Soldier. Bonham was born in Edgefield District on February 20, 1807, the son of James Bonham and Sophia Butler Smith. He was expelled from South Carolina College in 1827 for participating in a protest over the quality of the food served at the college boardinghouse. He then studied law and set up practice in Pendleton in 1830. During the nullification crisis of 1832 he commanded an artillery company in Charleston, but by 1834 he was practicing law in Montgomery, Alabama. When the Texas revolution broke out, Bonham went to Mobile and helped raise the Mobile Greys, volunteers for service in Texas. On December 1, 1835, he wrote to Sam Houston offering to serve without pay, land, or rations. He was commissioned a second lieutenant in the Texas cavalry, although he never served in an organized unit. In late December he was practicing law in Brazoria.

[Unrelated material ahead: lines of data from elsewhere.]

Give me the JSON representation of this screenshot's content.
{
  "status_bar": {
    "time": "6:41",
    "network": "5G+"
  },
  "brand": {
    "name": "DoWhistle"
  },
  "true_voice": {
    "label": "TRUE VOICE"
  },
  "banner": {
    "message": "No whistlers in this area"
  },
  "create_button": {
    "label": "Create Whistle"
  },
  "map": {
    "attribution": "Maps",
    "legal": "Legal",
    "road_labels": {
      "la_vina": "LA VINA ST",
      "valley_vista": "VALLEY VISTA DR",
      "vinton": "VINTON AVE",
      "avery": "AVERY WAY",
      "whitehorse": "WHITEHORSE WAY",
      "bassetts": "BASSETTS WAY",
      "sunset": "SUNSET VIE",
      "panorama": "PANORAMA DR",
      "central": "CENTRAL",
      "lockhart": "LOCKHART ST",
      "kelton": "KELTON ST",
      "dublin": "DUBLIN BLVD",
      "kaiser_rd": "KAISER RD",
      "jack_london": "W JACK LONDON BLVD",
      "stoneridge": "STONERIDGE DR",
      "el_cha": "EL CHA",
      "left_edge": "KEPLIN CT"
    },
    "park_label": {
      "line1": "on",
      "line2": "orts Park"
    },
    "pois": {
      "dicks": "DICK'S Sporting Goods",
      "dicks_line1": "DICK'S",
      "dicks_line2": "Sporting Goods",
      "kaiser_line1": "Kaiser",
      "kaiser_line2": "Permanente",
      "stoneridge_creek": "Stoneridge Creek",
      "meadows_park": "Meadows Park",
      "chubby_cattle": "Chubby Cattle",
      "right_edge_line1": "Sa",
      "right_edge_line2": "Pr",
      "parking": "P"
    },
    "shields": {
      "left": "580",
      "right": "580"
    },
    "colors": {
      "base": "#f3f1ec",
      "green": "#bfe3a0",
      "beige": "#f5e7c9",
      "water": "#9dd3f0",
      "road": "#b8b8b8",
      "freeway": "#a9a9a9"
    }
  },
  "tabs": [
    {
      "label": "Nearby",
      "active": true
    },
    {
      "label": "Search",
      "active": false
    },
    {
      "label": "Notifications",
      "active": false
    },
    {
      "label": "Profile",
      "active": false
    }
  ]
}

Bonham rode with James Bowie into San Antonio de Béxar and the Alamo in early January 1836. About February 16, 1836, Bonham was sent by Lieutenant Colonel William Travis with letters requesting reinforcements. Bonham was unable to convince Colonel James W. Fannin to act, but he did return with a letter written on March 1, 1836, by Major Robert M. “Three-Legged Willie” Williamson promising help and urging Travis to hold out. On March 3 Bonham dashed through the Mexican lines and carried this letter into the Alamo. Williamson’s promise raised the spirits of the defenders, but it was too late. On March 6 Santa Anna ordered the final attack, and Bonham, along with six other South Carolinians, died defending the Alamo. The town of Bonham, Texas, was named in his honor.
Groneman, Bill. Alamo Defenders: A Genealogy, the People and Their Words. Austin, Tex.: Eakin, 1990.
Nofi, Albert A. The Alamo and the Texas War of Independence, September 30, 1835 to April 21, 1836: Heroes, Myths, and History. Conshohocken, Pa.: Combined Books, 1992.
Roberts, Randy, and James S. Olson. A Line in the Sand: The Alamo in Blood and Memory. New York: Free Press, 2001.